WORK INSTRUCTIONS: What lines in this listing contain the string "overlay"? Report each one by copying it.

▼▼▼

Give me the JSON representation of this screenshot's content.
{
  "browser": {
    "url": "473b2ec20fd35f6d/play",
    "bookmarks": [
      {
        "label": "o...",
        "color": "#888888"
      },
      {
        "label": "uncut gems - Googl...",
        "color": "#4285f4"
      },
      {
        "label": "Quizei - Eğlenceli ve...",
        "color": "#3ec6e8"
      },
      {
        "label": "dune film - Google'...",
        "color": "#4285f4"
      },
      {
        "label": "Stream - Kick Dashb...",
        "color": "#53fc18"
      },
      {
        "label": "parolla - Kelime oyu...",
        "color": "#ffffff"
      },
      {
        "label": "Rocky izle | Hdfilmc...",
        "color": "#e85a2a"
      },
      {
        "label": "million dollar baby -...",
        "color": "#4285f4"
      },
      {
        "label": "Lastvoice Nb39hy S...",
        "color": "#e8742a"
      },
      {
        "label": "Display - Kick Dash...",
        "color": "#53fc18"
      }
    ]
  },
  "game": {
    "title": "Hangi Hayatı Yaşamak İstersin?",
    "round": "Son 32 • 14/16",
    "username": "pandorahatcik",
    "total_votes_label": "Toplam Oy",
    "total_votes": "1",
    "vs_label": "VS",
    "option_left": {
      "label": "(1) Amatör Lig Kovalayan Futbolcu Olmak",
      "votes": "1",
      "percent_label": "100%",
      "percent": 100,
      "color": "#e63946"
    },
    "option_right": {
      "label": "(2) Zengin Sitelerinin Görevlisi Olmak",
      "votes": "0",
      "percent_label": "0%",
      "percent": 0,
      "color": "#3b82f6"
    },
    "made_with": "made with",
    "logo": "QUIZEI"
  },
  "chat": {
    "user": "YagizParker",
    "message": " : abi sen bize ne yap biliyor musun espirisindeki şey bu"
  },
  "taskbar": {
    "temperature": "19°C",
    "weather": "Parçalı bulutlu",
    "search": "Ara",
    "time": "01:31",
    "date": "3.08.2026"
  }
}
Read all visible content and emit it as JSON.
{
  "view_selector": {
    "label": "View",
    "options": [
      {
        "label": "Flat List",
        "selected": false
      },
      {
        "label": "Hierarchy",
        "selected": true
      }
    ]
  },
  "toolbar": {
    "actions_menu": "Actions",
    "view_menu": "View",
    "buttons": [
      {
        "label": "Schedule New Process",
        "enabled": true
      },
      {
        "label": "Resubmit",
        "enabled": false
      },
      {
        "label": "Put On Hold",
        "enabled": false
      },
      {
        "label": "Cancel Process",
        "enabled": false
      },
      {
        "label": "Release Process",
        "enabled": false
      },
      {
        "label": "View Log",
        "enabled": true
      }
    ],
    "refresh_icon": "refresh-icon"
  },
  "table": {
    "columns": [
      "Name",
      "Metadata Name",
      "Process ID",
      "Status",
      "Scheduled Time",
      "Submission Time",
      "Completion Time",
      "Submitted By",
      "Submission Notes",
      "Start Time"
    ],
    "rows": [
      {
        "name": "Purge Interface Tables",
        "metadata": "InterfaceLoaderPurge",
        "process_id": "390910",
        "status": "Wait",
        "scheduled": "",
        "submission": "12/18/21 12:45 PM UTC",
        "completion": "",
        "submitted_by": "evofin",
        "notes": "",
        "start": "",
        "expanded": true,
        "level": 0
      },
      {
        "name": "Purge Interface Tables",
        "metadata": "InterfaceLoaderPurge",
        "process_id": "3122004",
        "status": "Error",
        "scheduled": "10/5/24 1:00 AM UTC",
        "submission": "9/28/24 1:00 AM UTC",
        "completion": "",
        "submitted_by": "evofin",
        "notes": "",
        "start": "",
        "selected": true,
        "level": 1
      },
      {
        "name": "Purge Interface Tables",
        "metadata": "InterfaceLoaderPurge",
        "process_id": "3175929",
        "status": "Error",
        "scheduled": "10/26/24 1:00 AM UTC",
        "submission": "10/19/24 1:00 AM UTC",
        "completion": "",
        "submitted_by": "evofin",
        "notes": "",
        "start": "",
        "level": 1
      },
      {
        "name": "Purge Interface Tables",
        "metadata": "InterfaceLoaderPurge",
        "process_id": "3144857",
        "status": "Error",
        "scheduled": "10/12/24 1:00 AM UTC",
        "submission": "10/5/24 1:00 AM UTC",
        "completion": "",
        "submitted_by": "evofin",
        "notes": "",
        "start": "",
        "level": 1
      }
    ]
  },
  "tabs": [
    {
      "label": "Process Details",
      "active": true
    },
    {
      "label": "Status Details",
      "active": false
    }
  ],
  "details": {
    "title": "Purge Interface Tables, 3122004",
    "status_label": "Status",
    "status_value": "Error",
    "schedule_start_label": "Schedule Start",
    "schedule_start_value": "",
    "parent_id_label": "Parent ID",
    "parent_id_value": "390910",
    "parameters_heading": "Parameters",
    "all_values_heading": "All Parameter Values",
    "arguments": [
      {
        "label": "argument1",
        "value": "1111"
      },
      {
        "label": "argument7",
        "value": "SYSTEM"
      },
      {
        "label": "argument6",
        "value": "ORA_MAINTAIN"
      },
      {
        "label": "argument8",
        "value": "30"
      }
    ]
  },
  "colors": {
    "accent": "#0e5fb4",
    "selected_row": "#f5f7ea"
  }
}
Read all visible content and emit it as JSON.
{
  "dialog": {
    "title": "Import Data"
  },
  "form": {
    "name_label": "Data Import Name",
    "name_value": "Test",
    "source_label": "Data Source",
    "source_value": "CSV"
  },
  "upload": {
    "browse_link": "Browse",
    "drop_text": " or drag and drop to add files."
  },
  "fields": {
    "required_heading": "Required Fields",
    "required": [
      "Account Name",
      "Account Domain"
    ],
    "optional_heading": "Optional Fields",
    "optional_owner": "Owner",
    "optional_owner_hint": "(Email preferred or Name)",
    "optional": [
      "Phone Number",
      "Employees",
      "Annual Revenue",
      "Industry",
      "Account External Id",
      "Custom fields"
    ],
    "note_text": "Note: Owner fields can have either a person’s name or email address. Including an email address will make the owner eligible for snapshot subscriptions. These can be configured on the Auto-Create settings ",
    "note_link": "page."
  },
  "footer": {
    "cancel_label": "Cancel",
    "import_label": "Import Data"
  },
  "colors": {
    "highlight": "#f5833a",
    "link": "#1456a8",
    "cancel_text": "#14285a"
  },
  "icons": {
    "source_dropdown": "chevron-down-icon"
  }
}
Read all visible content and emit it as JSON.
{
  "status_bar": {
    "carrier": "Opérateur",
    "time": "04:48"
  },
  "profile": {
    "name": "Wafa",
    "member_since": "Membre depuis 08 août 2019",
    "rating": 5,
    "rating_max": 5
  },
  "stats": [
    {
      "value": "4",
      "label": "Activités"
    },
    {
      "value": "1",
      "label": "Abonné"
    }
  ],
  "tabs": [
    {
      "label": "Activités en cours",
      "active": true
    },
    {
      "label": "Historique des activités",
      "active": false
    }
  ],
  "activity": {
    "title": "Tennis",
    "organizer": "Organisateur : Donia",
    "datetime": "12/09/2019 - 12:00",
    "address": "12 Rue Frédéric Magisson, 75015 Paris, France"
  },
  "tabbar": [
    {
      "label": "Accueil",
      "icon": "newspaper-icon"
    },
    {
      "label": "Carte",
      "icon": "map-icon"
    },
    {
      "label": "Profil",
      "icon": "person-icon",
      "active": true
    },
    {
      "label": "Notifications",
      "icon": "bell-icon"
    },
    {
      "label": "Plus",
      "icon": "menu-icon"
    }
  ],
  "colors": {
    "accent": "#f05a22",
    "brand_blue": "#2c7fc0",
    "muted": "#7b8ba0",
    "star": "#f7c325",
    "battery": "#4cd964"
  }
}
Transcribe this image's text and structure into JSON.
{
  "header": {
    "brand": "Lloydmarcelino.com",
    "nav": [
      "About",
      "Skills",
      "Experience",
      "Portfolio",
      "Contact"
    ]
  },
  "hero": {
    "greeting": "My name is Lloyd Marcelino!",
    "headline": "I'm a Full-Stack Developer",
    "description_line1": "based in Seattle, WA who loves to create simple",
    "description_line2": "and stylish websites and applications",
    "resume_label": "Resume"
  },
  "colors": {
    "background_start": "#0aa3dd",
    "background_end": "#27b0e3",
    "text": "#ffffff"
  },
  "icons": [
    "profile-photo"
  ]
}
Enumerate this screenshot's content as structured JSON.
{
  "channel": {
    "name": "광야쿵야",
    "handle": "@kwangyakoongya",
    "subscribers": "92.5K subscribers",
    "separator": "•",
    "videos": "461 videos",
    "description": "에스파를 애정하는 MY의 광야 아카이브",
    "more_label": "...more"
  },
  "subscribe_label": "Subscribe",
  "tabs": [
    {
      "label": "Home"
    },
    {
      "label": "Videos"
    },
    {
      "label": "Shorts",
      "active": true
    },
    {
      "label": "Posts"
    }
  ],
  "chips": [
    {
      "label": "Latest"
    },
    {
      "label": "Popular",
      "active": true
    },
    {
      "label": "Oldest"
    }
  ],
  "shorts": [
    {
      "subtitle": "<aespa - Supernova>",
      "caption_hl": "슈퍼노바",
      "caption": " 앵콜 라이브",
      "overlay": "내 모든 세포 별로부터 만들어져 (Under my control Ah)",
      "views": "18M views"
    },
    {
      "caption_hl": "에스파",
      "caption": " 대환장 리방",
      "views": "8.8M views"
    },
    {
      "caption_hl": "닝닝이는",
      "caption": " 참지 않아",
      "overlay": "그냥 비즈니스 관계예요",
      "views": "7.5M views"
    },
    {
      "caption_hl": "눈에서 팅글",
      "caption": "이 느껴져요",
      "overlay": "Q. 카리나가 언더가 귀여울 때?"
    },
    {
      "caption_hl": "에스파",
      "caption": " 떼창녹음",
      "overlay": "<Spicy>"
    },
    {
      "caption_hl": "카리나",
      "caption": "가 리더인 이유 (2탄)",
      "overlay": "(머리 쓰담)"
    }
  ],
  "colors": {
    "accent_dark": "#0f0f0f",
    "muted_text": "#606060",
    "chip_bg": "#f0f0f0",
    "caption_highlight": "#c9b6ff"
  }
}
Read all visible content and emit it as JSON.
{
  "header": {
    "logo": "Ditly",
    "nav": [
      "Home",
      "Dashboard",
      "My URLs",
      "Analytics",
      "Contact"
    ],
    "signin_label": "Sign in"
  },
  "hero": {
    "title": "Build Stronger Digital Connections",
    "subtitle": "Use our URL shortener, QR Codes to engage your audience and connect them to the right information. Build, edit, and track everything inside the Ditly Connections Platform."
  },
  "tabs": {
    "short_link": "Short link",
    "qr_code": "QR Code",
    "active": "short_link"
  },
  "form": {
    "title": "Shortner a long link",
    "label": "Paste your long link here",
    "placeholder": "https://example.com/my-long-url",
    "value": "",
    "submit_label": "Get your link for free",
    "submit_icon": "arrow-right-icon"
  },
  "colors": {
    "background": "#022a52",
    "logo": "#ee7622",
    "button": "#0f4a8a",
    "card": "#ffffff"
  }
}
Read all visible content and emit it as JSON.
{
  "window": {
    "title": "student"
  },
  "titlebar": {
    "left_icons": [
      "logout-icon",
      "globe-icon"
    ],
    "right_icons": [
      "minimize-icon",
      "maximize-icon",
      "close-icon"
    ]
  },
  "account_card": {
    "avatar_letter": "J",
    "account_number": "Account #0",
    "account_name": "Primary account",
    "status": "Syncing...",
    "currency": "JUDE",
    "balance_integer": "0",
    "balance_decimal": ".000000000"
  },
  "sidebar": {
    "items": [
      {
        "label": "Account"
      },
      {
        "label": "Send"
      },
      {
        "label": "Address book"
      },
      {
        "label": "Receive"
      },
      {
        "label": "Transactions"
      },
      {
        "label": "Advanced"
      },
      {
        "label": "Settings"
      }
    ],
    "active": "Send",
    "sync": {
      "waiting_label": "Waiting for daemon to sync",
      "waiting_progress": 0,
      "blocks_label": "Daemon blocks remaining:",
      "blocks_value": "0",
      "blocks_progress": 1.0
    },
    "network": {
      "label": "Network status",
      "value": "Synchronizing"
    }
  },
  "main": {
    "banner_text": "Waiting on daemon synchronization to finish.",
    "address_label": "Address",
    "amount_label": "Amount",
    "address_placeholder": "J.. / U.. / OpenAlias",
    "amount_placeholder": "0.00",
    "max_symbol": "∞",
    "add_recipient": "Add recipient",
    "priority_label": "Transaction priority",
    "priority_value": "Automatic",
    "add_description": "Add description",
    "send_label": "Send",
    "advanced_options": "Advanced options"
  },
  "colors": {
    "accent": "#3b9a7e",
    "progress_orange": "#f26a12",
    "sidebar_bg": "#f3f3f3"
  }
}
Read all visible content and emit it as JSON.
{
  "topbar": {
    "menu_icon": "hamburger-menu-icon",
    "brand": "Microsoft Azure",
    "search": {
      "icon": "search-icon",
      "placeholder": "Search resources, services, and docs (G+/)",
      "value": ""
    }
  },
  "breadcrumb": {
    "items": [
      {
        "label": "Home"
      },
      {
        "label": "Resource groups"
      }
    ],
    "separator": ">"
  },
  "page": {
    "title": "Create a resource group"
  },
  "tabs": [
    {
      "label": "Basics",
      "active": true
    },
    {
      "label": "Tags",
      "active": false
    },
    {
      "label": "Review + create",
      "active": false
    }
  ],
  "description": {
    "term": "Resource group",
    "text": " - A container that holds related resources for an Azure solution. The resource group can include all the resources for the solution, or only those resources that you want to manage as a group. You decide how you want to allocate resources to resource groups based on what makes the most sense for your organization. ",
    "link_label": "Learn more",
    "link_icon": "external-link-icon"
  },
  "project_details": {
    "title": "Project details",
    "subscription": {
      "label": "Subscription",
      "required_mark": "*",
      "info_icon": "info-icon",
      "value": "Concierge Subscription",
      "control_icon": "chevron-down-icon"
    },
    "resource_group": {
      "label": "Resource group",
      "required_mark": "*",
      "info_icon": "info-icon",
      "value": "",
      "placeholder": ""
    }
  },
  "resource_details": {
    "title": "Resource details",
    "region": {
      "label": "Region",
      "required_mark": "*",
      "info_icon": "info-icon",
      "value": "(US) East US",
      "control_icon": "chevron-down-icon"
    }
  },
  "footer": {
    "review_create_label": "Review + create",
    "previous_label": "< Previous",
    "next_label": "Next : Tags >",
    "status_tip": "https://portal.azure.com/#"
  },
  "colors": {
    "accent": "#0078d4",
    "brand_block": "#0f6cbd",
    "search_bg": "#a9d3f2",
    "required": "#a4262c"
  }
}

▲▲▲

TASK ANSWER:
      "overlay": "내 모든 세포 별로부터 만들어져 (Under my control Ah)",
      "overlay": "그냥 비즈니스 관계예요",
      "overlay": "Q. 카리나가 언더가 귀여울 때?"
      "overlay": "<Spicy>"
      "overlay": "(머리 쓰담)"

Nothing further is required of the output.